It’s always struck me strange that a missionary who befriends the local witch doctor is praised from making relational inroads into the darkest parts of his mission field. He’s a hero. We put a picture of him and the witch doctor on our refrigerator as a reminder to pray for him.
But if an American pastor befriends the local Imam, a Mormon bishop, a politician from the wrong side of the aisle, or a prominent leader in the gay rights or pro-choice movement, he’ll be assailed for fraternizing with the enemy. His picture will be posted on blogs, and it won’t be as a reminder to pray for him.
If we aren’t careful, we can make the same mistake Jonah did. He not only hated the sin of the Ninevites; he hated the Ninevites. that’s why he took off in the opposite direction when God told him to go to Nineveh to proclaim God’s impending judgment. He feared that they would repent and God would spare them.

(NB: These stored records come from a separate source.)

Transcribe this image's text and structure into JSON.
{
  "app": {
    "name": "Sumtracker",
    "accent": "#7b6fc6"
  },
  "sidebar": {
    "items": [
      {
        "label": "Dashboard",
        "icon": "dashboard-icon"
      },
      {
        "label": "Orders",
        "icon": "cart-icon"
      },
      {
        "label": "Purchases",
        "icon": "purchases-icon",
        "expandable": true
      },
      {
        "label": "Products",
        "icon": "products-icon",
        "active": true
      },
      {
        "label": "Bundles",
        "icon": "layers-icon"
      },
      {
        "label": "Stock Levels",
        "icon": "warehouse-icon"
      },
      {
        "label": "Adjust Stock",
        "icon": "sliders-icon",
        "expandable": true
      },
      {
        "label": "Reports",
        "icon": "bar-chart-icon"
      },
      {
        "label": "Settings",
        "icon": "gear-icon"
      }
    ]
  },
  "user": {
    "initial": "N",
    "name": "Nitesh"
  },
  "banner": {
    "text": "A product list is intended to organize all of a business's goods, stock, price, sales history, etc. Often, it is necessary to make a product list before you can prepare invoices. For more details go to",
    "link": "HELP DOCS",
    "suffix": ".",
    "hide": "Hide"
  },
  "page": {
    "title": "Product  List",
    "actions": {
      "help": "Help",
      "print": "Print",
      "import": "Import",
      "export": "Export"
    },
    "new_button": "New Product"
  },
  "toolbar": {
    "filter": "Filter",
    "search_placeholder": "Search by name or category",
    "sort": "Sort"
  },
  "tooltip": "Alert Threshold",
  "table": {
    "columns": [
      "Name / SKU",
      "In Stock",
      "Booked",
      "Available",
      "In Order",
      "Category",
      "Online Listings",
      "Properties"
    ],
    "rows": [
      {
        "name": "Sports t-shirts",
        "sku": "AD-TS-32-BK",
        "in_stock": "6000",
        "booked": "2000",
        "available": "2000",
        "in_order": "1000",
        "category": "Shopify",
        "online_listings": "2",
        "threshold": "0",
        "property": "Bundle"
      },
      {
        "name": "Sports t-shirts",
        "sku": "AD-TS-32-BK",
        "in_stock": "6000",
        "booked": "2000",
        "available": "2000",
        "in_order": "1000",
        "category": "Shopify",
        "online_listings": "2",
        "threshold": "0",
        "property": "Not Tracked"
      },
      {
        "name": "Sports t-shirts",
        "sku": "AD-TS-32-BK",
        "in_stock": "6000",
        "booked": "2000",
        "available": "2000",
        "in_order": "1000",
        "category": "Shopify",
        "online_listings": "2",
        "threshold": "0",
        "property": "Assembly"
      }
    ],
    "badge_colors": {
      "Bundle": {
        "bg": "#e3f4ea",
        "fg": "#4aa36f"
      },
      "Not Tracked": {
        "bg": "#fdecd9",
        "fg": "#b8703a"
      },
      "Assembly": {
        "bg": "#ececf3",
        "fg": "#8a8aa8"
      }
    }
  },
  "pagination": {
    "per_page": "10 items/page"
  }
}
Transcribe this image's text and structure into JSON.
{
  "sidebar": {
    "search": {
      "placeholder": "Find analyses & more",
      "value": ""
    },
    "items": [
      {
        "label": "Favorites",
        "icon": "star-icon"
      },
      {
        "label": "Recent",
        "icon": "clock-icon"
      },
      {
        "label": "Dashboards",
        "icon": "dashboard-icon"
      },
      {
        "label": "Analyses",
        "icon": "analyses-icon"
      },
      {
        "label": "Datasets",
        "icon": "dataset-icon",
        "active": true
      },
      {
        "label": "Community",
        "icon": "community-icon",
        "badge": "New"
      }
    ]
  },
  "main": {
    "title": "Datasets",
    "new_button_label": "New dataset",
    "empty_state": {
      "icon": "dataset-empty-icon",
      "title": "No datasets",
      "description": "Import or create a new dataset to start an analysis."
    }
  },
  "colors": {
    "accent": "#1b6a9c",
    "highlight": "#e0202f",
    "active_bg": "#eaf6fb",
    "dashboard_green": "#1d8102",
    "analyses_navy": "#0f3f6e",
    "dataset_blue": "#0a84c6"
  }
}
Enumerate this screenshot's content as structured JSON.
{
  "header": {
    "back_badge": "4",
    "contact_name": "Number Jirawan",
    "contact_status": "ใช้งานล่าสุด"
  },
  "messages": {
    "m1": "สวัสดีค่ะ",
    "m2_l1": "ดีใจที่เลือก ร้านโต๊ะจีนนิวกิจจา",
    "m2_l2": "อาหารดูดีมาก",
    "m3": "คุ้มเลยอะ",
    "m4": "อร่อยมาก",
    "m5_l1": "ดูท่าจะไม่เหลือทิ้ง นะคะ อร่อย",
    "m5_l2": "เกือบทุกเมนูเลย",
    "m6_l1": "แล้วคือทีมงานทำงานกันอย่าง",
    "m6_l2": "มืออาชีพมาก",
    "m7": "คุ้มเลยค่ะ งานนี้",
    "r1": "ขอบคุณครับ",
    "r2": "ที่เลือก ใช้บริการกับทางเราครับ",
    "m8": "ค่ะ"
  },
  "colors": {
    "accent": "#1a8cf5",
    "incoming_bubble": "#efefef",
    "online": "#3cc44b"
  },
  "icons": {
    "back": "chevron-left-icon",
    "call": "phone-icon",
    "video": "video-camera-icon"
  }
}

Sure enough, that’s what happened. And when they repented and God relented his judgment, Jonah was one ticked-off prophet (Jonah 3:1-4:11).
When our passion for God overrides our compassion for lost people, something has gone terribly wrong. When we come to the point where we’d rather see judgment than salvation, we are no longer aligned with the heart of God. We’ve become more like Jonah than Daniel (p 152).
That gem is how Larry Osborne ends one of his chapters on humility in his insightful book Thriving in Babylon: Why Hope, Humility, and Wisdom Matter in a Godless Culture.
Without reading much more than the above quotation, it is easy to see that the author does not advocate for Christians to hunker down and hide from the culture of the world around them in an attempt to be Christ-centered. What is hinted at in the final sentence (and expounded in great length earlier in the book) is that the author is not advocating being assimilated into the fallen culture that surrounds.
Instead, we are to live as Daniel – with hope, humility, and wisdom – in the midst of a culture that is unabashedly godless (and Larry Osborne does a great service in letting us know that we have it easy compared to Daniel in captivity in Babylon).
Two of my favorite chapters about living as Daniel were about the hope killers of catastrophizing, myopia, and amnesia. We are called back to the power of the gospel and that our hope is in the Person and work of Jesus Christ, not ourselves nor our country’s culture.
As John Myer (bareknuckle.org) once said in a sermon, when we feel discouraged or timid about our culture’s response to the gospel, remember that the ending of Revelation doesn’t change based upon our feelings or the world in which we live – Jesus is still the Hero and he still wins.
If you find yourself wondering what to do and how to approach living in a country that is looking more and more like Babylon, grab Thriving in Babylon.